Imagine a scenario:
A business group seeks out a subsidy in the tax code, providing credits to help them expand their business. As a result, they do expand, but some bad actors violate the common trust and appear to abuse their position, their money, and behave in a destructive manner.
In response to this, a citizen group lobbies the same government to change the tax code, and provide refundable tax credits for low income families and children. To be “fair,” the government acquiesces to their demands, and now, two common entities – citizenry and business – are adversaries in the code, each vying for their own best interests. And it was motivated with good intentions, to boot.
And who can blame them? None of us wants to be short-thrifted. But, the initial violation that was the core problem. If the purpose of the law is to protect the God-given, natural liberties of each person to create, attain and preserve what they wish, why do we violate someone else’s liberty with our own? Too often, we answer secularist laws with religious ones; someone else’s success with subsidies for us; their tax deductions with our own.
Today, I feel that too many of us seek to carve out special treatment in the law to counter what we see as an affront to our way of life. We create an opponent in our mind, and publicly.
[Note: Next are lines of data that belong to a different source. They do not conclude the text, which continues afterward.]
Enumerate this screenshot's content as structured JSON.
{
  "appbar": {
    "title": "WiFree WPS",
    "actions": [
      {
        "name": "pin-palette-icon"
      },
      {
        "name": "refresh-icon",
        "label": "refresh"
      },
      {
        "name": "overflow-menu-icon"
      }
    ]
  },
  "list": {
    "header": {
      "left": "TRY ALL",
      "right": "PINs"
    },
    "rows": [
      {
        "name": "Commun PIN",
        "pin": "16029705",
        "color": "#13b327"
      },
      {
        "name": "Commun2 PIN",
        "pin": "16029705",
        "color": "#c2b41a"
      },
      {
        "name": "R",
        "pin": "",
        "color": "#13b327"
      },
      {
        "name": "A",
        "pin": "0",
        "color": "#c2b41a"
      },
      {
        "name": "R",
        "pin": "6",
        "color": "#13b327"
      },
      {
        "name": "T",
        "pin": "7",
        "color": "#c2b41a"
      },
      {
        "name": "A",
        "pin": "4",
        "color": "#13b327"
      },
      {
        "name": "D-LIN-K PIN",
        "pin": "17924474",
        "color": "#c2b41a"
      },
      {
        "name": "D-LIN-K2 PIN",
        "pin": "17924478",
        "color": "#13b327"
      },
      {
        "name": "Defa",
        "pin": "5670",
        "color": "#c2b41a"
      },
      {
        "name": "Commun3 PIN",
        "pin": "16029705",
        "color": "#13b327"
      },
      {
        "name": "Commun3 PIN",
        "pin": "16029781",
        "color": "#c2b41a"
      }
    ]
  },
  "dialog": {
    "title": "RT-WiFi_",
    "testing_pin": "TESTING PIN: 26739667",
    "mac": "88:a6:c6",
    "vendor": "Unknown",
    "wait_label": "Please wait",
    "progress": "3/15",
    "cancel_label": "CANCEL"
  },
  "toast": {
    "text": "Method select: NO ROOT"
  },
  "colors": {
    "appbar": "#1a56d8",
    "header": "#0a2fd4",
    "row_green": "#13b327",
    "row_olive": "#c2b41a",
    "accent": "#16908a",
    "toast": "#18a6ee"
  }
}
Then, we fight to defeat that opponent, using the very tool that was supposed to protect them and us. We become as bad as the perpetrators when we use the law against them, for our purposes.
That is why the American Founders saw fit to knit together a country with a government that dispersed power (the literal definition of “federal”), and sought to make those decisions as locally as possible, where people are closer in agreement on the majority of things. Most decisions cannot and should not be decided by someone hundreds of miles away, affected by the interests of someone even further.
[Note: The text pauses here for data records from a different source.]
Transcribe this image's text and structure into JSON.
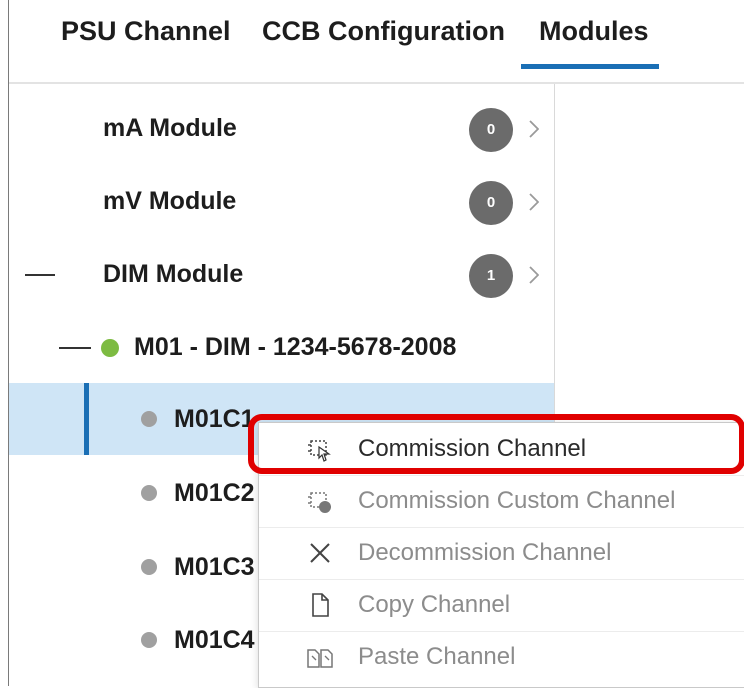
{
  "tabs": [
    {
      "label": "PSU Channel",
      "active": false
    },
    {
      "label": "CCB Configuration",
      "active": false
    },
    {
      "label": "Modules",
      "active": true
    }
  ],
  "tree": {
    "modules": [
      {
        "label": "mA Module",
        "count": "0",
        "icon": "chevron-right-icon"
      },
      {
        "label": "mV Module",
        "count": "0",
        "icon": "chevron-right-icon"
      },
      {
        "label": "DIM Module",
        "count": "1",
        "icon": "chevron-right-icon",
        "expanded": true
      }
    ],
    "device": {
      "label": "M01 - DIM - 1234-5678-2008",
      "status_color": "#7dbb42"
    },
    "channels": [
      {
        "label": "M01C1",
        "status_color": "#a0a0a0",
        "selected": true
      },
      {
        "label": "M01C2",
        "status_color": "#a0a0a0",
        "selected": false
      },
      {
        "label": "M01C3",
        "status_color": "#a0a0a0",
        "selected": false
      },
      {
        "label": "M01C4",
        "status_color": "#a0a0a0",
        "selected": false
      }
    ]
  },
  "context_menu": {
    "items": [
      {
        "label": "Commission Channel",
        "icon": "commission-icon",
        "enabled": true,
        "highlighted": true
      },
      {
        "label": "Commission Custom Channel",
        "icon": "commission-custom-icon",
        "enabled": false
      },
      {
        "label": "Decommission Channel",
        "icon": "close-icon",
        "enabled": false
      },
      {
        "label": "Copy Channel",
        "icon": "document-icon",
        "enabled": false
      },
      {
        "label": "Paste Channel",
        "icon": "paste-icon",
        "enabled": false
      }
    ]
  },
  "colors": {
    "accent": "#1a6fb5",
    "selection": "#cfe5f6",
    "highlight": "#e00000",
    "enabled_text": "#2a2a2a",
    "disabled_text": "#8c8c8c"
  }
}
Yeah, I know I’m sounding pretty libertarian at the moment, but maybe that’s one of the reasons I lean that way. In any society, “live and let live” is more than a cheap cliche. In government, it protects the common good, while allowing us as much freedom as possible. In our churches, it let’s us share a common faith in the Gospel of Jesus Christ, while allowing us to have churches with varying secondary theologies. Across the country, it gives us a common place to call home, while allowing us to have our own families, faiths, cities, and states that are so different than others, 3,000 miles away.
Yes, we’re going to disagree on so much, and of all people, I’m not known for backing down on what I think is right. But, we’ve gone astray. The internet has increased our contact with those we disagree with, and sped up our conversations and conflict. Perhaps no human being is equipped to deal with this in a peaceful way, but we must try.
For ultimately, as John Adams said, “we are a nation of laws, not of men.” We share far more in common than we realize, and that’s why government was created: to preserve the greater good, which is peace. Peace that is reached not by isolation or segregation, but in acceptance. Civility doesn’t happen in a vacuum, but in our interaction with others… and winning them over, not winning over them.
If the way we live is right, then we should focus on being what we want the world to be, making sure government only preserves our right to do so. If that life is right, others will begin to see what that life does for us, and want the same thing. But, will they ever see it if we only sit online, type furiously when someone objects, and only break bread with those who agree with us?